Entries from a dataset of interfaces

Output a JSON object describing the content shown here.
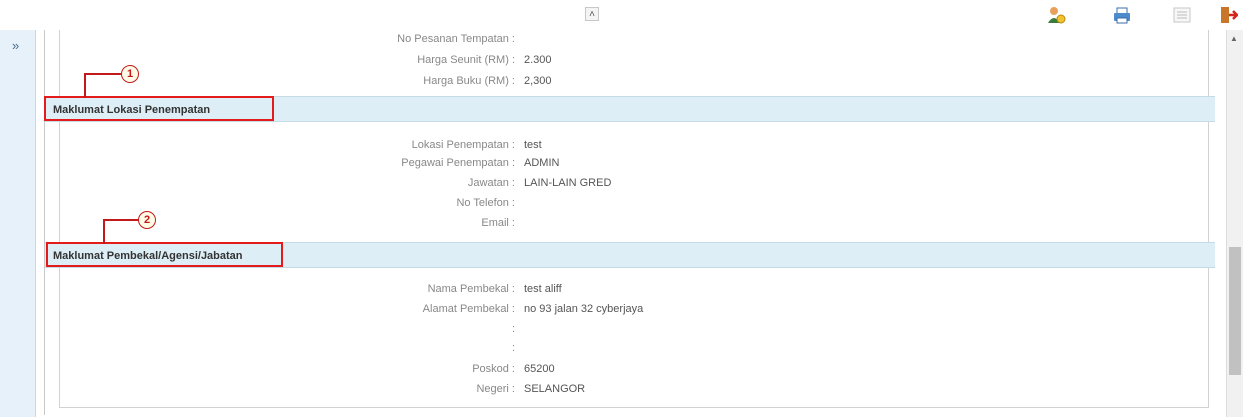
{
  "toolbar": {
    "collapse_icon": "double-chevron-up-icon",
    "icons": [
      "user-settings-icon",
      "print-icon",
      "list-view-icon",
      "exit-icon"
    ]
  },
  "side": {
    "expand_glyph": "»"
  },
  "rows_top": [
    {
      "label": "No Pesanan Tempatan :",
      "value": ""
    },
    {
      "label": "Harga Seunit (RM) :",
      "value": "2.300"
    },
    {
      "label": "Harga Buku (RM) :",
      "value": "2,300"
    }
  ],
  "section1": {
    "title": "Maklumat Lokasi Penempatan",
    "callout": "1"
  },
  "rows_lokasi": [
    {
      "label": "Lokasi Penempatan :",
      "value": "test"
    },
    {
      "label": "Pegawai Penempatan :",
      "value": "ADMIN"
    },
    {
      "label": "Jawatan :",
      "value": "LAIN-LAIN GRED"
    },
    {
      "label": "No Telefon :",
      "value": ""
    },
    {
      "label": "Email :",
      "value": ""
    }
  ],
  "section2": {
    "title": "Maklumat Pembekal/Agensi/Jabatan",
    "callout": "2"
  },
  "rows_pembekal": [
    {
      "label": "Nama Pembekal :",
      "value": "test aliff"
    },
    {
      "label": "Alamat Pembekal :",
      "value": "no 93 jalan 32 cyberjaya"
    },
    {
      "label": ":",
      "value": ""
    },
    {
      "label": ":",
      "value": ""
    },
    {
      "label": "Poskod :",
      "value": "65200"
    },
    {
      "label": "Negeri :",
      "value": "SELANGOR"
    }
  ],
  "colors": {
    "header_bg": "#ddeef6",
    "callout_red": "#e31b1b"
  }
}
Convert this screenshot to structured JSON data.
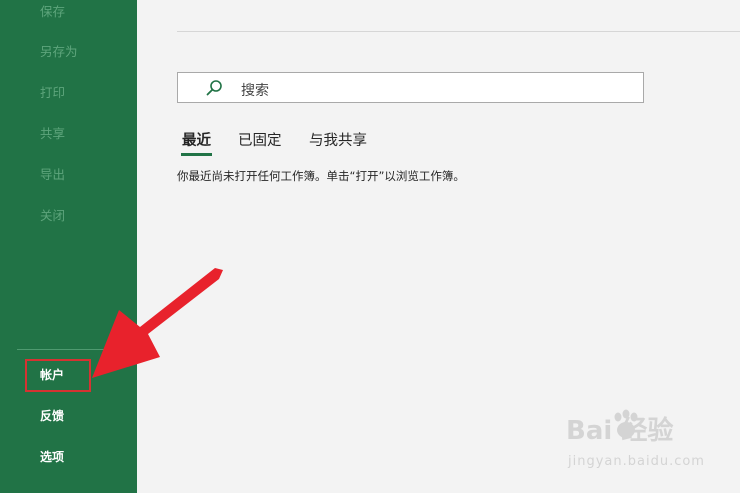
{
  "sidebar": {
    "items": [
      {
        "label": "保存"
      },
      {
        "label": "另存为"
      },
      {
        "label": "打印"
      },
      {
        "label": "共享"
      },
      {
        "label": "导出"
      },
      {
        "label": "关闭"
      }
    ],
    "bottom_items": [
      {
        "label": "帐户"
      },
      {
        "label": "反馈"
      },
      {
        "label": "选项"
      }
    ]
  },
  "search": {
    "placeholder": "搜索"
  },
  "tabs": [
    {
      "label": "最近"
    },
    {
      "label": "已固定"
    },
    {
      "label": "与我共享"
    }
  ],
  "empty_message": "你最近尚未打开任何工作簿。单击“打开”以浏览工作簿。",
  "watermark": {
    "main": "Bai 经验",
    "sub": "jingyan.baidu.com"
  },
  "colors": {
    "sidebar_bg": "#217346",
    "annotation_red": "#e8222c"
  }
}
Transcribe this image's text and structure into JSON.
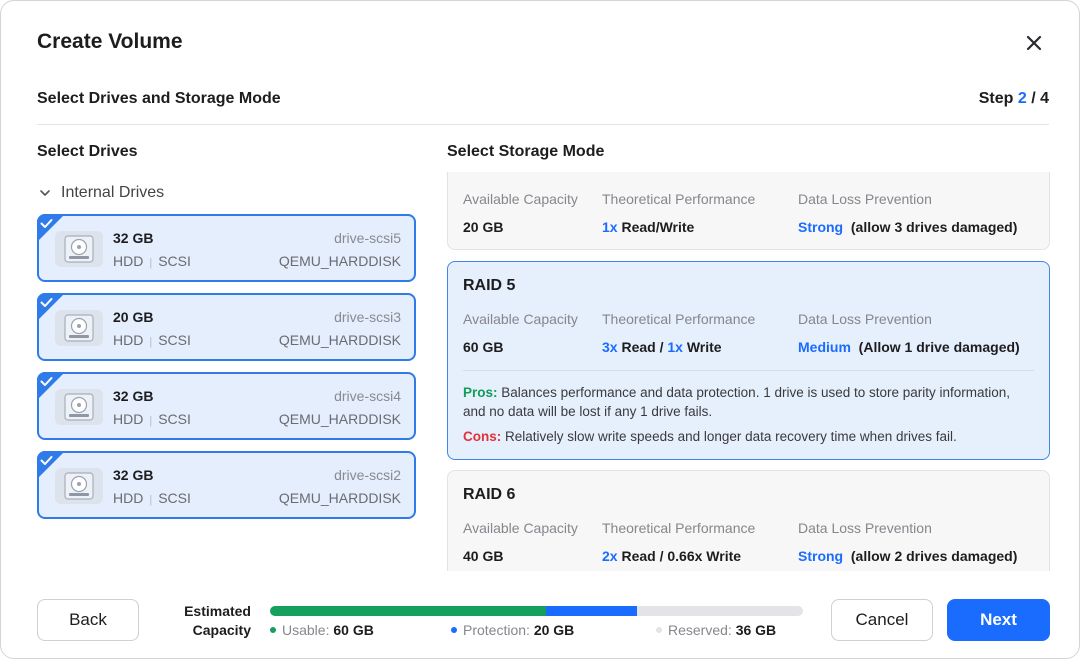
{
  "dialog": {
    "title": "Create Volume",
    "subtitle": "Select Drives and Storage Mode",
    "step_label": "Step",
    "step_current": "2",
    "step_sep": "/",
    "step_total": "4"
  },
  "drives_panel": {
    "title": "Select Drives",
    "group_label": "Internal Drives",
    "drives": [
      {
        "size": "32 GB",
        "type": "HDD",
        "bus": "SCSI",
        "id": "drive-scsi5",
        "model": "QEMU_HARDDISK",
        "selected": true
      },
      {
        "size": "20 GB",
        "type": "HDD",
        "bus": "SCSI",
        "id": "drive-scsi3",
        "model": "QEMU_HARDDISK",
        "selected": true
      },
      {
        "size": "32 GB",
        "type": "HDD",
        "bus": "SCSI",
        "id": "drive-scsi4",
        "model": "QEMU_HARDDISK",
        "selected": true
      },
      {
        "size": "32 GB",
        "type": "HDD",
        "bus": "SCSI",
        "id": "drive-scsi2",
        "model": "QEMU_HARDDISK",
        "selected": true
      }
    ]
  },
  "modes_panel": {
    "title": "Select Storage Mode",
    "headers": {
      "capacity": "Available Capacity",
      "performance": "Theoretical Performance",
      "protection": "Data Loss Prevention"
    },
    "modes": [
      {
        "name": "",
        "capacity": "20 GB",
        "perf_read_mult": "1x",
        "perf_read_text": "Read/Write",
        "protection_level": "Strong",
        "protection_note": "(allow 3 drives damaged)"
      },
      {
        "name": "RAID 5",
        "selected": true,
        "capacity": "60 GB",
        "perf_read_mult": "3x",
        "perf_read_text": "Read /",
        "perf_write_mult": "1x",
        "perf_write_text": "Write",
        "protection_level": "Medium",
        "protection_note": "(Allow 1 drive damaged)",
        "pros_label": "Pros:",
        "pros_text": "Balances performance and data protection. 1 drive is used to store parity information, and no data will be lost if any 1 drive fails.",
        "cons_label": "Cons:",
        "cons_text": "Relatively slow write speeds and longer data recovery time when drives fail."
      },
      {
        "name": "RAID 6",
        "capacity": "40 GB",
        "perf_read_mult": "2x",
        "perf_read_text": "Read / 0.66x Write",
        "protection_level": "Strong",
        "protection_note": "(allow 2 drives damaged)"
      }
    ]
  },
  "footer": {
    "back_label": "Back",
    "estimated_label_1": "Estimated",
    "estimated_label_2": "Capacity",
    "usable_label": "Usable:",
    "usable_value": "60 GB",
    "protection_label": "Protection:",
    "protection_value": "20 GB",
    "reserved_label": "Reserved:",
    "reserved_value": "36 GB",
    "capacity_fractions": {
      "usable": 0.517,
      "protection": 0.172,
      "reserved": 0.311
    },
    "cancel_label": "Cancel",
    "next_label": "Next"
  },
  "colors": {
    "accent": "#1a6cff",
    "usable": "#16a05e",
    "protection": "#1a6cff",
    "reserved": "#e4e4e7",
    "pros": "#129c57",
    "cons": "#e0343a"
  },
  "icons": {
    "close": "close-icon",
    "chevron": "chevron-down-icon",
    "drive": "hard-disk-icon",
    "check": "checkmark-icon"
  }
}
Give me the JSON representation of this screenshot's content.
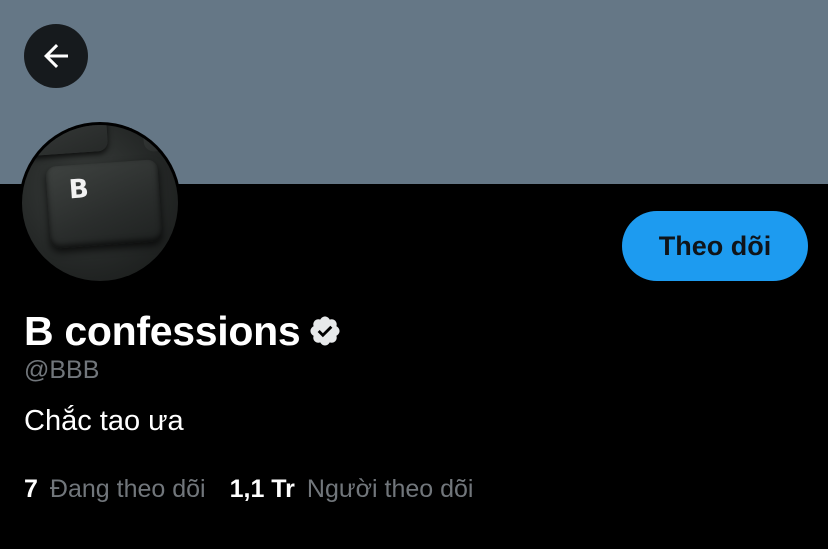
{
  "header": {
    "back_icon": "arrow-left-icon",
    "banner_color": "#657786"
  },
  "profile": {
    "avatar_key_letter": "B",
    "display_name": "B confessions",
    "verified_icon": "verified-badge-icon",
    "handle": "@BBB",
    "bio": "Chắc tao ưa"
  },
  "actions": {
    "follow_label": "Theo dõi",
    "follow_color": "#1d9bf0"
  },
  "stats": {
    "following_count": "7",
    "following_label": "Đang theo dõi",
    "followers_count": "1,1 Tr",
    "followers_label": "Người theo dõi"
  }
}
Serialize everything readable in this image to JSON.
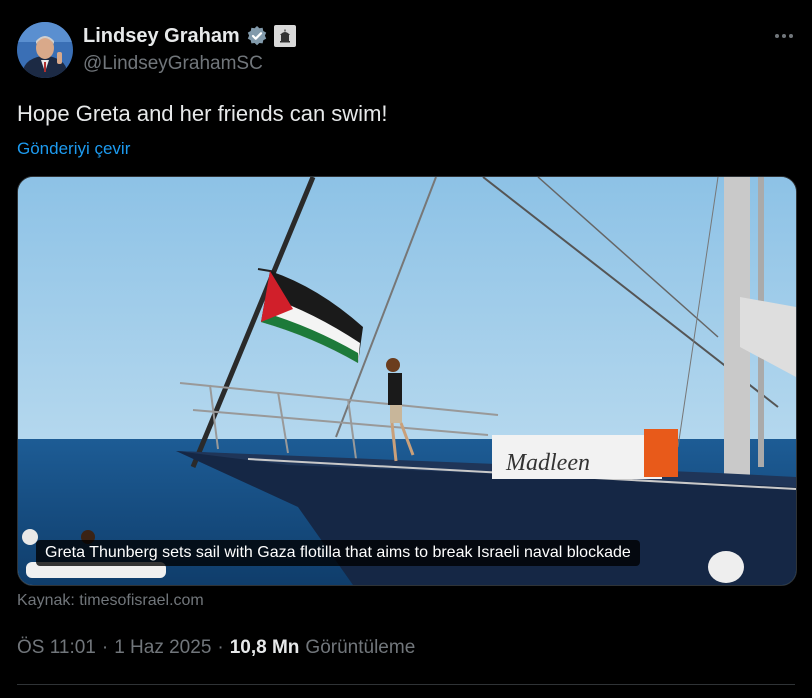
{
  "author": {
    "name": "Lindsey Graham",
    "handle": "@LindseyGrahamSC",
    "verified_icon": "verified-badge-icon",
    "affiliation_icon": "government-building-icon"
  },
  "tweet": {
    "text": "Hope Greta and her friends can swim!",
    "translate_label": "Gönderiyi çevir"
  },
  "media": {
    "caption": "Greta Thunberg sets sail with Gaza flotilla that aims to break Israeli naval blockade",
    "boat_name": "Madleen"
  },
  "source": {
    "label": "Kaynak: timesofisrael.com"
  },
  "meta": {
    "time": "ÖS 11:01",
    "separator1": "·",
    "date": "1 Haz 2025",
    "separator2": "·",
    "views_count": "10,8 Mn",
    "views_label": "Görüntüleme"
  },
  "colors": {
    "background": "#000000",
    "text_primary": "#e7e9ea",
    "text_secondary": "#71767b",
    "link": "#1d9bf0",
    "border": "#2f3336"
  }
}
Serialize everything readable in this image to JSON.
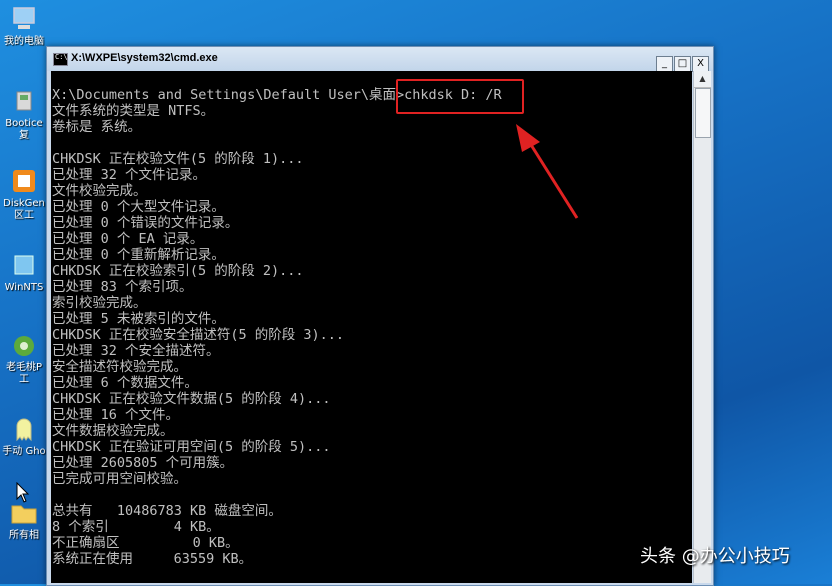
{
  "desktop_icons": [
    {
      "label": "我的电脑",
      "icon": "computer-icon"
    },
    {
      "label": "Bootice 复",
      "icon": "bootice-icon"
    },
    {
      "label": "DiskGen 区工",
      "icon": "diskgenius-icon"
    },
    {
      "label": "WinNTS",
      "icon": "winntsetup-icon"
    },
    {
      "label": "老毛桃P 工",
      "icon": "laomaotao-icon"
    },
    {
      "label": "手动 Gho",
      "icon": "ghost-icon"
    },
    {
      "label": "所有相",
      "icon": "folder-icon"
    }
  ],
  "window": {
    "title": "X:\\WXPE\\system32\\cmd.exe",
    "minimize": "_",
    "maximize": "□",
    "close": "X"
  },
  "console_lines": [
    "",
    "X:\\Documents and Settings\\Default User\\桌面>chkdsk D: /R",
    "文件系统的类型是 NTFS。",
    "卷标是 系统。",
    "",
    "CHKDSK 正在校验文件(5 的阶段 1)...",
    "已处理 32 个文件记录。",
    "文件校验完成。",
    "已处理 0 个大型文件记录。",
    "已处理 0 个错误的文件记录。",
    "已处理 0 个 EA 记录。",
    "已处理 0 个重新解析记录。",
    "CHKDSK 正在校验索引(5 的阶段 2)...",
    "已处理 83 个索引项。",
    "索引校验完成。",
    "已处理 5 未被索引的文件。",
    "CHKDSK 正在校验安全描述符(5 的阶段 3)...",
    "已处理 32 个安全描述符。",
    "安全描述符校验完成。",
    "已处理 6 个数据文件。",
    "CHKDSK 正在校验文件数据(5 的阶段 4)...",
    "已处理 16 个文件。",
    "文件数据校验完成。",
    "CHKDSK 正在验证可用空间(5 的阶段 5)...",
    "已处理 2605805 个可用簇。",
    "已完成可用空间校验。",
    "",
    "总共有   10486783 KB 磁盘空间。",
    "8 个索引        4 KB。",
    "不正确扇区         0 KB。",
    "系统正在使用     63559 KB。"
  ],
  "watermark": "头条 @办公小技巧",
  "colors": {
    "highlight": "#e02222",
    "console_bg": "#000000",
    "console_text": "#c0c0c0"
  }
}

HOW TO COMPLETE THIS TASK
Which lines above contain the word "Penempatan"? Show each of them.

SOLUTION TO THE PROBLEM
    "title": "Maklumat Lokasi Penempatan",
      "label": "Lokasi Penempatan :",
      "label": "Pegawai Penempatan :",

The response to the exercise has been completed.